What you have to do :: Filter the listing below down to the lines with the word "JSON" and copy those.

Input data ::
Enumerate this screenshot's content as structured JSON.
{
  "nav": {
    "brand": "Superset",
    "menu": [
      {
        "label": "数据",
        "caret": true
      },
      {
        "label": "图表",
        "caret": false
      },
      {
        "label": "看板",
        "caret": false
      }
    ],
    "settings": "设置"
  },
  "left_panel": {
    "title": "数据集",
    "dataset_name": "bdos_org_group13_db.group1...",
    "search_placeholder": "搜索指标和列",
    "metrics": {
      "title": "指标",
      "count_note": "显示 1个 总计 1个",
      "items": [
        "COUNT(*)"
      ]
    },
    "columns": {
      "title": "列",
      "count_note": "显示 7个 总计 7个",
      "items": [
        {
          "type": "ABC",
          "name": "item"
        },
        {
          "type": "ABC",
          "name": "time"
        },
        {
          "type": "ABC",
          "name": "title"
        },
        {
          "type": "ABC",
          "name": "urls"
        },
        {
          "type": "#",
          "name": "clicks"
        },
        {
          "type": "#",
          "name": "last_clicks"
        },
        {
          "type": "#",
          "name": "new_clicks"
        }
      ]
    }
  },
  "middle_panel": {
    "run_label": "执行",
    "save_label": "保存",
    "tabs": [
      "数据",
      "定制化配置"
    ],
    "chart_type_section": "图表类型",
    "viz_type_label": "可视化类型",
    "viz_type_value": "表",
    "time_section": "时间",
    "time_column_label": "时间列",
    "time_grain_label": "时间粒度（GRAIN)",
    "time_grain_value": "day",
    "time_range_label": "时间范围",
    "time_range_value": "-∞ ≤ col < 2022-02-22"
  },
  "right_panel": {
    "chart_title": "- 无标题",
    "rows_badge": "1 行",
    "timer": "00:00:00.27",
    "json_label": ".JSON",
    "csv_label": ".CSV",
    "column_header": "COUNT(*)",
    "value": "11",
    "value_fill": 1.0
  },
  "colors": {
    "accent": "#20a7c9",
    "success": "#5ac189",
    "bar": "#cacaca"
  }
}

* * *

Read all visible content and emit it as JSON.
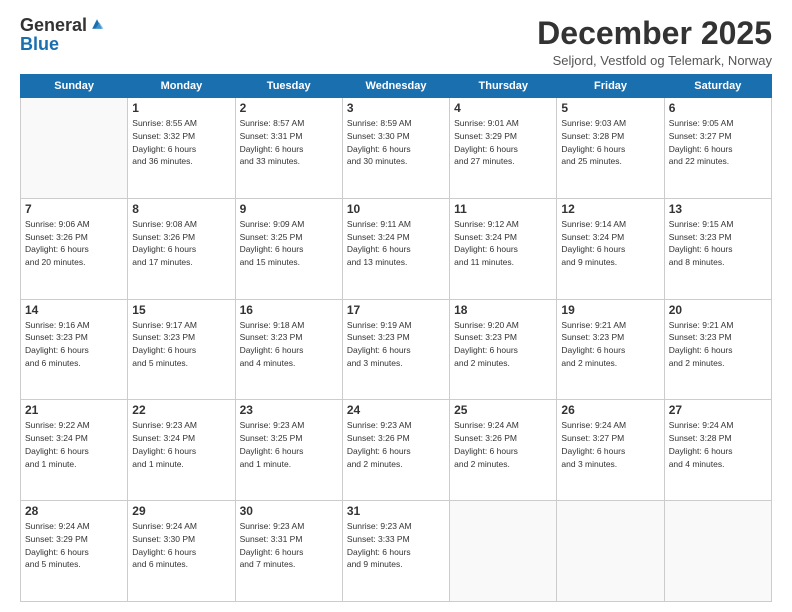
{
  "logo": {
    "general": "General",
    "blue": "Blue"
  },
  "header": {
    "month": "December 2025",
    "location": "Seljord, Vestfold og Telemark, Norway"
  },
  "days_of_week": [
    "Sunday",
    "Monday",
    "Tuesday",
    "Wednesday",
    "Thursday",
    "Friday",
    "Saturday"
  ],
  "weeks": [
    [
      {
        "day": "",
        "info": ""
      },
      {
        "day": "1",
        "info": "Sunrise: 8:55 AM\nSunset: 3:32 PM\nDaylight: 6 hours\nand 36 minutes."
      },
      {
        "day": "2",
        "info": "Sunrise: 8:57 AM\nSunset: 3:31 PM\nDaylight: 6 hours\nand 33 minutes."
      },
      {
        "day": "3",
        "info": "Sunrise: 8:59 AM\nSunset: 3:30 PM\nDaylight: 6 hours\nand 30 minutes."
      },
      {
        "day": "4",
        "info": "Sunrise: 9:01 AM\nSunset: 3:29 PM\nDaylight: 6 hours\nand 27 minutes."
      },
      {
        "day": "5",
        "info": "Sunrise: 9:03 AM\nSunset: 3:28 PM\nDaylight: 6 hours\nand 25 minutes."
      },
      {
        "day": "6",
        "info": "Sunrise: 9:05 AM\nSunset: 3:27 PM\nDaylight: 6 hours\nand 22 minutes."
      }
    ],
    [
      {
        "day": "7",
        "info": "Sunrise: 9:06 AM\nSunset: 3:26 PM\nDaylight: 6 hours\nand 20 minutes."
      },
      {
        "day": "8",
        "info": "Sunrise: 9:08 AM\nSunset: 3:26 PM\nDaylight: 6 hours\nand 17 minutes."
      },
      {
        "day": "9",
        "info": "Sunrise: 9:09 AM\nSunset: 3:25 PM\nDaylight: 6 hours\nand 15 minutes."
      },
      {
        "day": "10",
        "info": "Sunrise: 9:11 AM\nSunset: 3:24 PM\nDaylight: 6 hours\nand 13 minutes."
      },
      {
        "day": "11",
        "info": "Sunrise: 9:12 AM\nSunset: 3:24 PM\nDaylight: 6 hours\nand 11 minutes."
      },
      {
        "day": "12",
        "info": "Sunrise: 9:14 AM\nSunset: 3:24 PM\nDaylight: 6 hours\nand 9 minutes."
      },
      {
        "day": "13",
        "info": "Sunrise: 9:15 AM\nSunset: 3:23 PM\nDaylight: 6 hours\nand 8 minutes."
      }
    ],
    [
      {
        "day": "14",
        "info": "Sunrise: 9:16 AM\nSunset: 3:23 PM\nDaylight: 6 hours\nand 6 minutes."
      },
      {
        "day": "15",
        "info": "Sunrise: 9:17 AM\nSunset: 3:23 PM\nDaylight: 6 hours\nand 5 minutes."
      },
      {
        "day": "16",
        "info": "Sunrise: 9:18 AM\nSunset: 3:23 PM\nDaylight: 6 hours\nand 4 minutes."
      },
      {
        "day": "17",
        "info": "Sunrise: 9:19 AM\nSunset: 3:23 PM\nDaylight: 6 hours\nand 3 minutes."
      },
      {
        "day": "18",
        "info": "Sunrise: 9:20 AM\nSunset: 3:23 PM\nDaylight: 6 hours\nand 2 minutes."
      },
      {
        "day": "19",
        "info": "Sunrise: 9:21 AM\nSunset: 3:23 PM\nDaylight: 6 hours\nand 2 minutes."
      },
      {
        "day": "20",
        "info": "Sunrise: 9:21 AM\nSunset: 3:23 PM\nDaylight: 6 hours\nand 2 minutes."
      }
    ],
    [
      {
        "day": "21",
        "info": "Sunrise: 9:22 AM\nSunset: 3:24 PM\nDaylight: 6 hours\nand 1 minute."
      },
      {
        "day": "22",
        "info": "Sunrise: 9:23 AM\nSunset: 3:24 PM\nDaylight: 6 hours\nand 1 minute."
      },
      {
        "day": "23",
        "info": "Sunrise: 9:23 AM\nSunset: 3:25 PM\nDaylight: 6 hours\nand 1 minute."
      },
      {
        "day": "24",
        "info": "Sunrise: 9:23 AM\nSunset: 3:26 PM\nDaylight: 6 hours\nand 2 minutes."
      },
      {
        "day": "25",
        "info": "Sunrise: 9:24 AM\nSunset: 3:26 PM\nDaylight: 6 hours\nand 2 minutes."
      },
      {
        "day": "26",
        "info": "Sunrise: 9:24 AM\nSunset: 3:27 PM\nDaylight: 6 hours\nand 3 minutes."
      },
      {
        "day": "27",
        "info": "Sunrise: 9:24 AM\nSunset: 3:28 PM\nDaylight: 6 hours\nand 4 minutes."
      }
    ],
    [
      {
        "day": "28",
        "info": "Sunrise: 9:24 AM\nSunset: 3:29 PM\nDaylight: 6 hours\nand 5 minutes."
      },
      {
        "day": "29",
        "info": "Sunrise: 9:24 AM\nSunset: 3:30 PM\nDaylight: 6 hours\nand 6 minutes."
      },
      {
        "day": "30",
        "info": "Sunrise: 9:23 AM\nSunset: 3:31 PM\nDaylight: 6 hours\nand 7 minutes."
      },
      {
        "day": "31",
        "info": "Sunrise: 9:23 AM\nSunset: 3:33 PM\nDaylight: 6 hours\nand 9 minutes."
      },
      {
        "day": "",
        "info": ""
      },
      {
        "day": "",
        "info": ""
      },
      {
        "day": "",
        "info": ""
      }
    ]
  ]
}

Solution ::
Enumerate this screenshot's content as structured JSON.
    "json_label": ".JSON",
Read all visible content and emit it as JSON.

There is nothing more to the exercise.